### Exercise objective
Each line below should be repeated exactly, but no picture should be carried over.

::: Entries supplied

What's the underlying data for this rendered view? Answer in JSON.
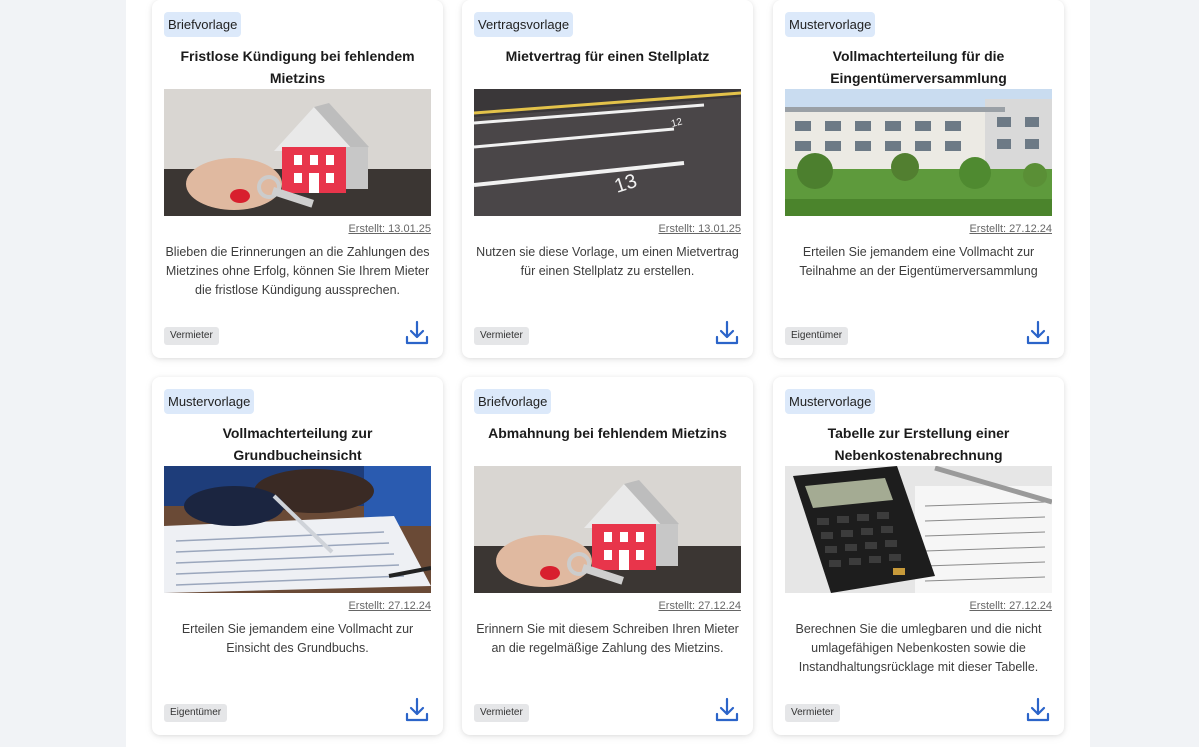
{
  "cards": [
    {
      "badge": "Briefvorlage",
      "title": "Fristlose Kündigung bei fehlendem Mietzins",
      "image": "house-with-keys",
      "created": "Erstellt: 13.01.25",
      "description": "Blieben die Erinnerungen an die Zahlungen des Mietzines ohne Erfolg, können Sie Ihrem Mieter die fristlose Kündigung aussprechen.",
      "tag": "Vermieter",
      "download_icon": "download-icon"
    },
    {
      "badge": "Vertragsvorlage",
      "title": "Mietvertrag für einen Stellplatz",
      "image": "parking-lot",
      "created": "Erstellt: 13.01.25",
      "description": "Nutzen sie diese Vorlage, um einen Mietvertrag für einen Stellplatz zu erstellen.",
      "tag": "Vermieter",
      "download_icon": "download-icon"
    },
    {
      "badge": "Mustervorlage",
      "title": "Vollmachterteilung für die Eingentümerversammlung",
      "image": "apartment-building",
      "created": "Erstellt: 27.12.24",
      "description": "Erteilen Sie jemandem eine Vollmacht zur Teilnahme an der Eigentümerversammlung",
      "tag": "Eigentümer",
      "download_icon": "download-icon"
    },
    {
      "badge": "Mustervorlage",
      "title": "Vollmachterteilung zur Grundbucheinsicht",
      "image": "signing-document",
      "created": "Erstellt: 27.12.24",
      "description": "Erteilen Sie jemandem eine Vollmacht zur Einsicht des Grundbuchs.",
      "tag": "Eigentümer",
      "download_icon": "download-icon"
    },
    {
      "badge": "Briefvorlage",
      "title": "Abmahnung bei fehlendem Mietzins",
      "image": "house-with-keys",
      "created": "Erstellt: 27.12.24",
      "description": "Erinnern Sie mit diesem Schreiben Ihren Mieter an die regelmäßige Zahlung des Mietzins.",
      "tag": "Vermieter",
      "download_icon": "download-icon"
    },
    {
      "badge": "Mustervorlage",
      "title": "Tabelle zur Erstellung einer Nebenkostenabrechnung",
      "image": "calculator",
      "created": "Erstellt: 27.12.24",
      "description": "Berechnen Sie die umlegbaren und die nicht umlagefähigen Nebenkosten sowie die Instandhaltungsrücklage mit dieser Tabelle.",
      "tag": "Vermieter",
      "download_icon": "download-icon"
    }
  ],
  "colors": {
    "badge_background": "#dce9fa",
    "download_icon": "#2b64c9",
    "tag_background": "#e5e6e8"
  }
}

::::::

### Exercise solution
What's the underlying data for this rendered view? Answer in JSON.
{
  "cards": [
    {
      "badge": "Briefvorlage",
      "title": "Fristlose Kündigung bei fehlendem Mietzins",
      "image": "house-with-keys",
      "created": "Erstellt: 13.01.25",
      "description": "Blieben die Erinnerungen an die Zahlungen des Mietzines ohne Erfolg, können Sie Ihrem Mieter die fristlose Kündigung aussprechen.",
      "tag": "Vermieter",
      "download_icon": "download-icon"
    },
    {
      "badge": "Vertragsvorlage",
      "title": "Mietvertrag für einen Stellplatz",
      "image": "parking-lot",
      "created": "Erstellt: 13.01.25",
      "description": "Nutzen sie diese Vorlage, um einen Mietvertrag für einen Stellplatz zu erstellen.",
      "tag": "Vermieter",
      "download_icon": "download-icon"
    },
    {
      "badge": "Mustervorlage",
      "title": "Vollmachterteilung für die Eingentümerversammlung",
      "image": "apartment-building",
      "created": "Erstellt: 27.12.24",
      "description": "Erteilen Sie jemandem eine Vollmacht zur Teilnahme an der Eigentümerversammlung",
      "tag": "Eigentümer",
      "download_icon": "download-icon"
    },
    {
      "badge": "Mustervorlage",
      "title": "Vollmachterteilung zur Grundbucheinsicht",
      "image": "signing-document",
      "created": "Erstellt: 27.12.24",
      "description": "Erteilen Sie jemandem eine Vollmacht zur Einsicht des Grundbuchs.",
      "tag": "Eigentümer",
      "download_icon": "download-icon"
    },
    {
      "badge": "Briefvorlage",
      "title": "Abmahnung bei fehlendem Mietzins",
      "image": "house-with-keys",
      "created": "Erstellt: 27.12.24",
      "description": "Erinnern Sie mit diesem Schreiben Ihren Mieter an die regelmäßige Zahlung des Mietzins.",
      "tag": "Vermieter",
      "download_icon": "download-icon"
    },
    {
      "badge": "Mustervorlage",
      "title": "Tabelle zur Erstellung einer Nebenkostenabrechnung",
      "image": "calculator",
      "created": "Erstellt: 27.12.24",
      "description": "Berechnen Sie die umlegbaren und die nicht umlagefähigen Nebenkosten sowie die Instandhaltungsrücklage mit dieser Tabelle.",
      "tag": "Vermieter",
      "download_icon": "download-icon"
    }
  ],
  "colors": {
    "badge_background": "#dce9fa",
    "download_icon": "#2b64c9",
    "tag_background": "#e5e6e8"
  }
}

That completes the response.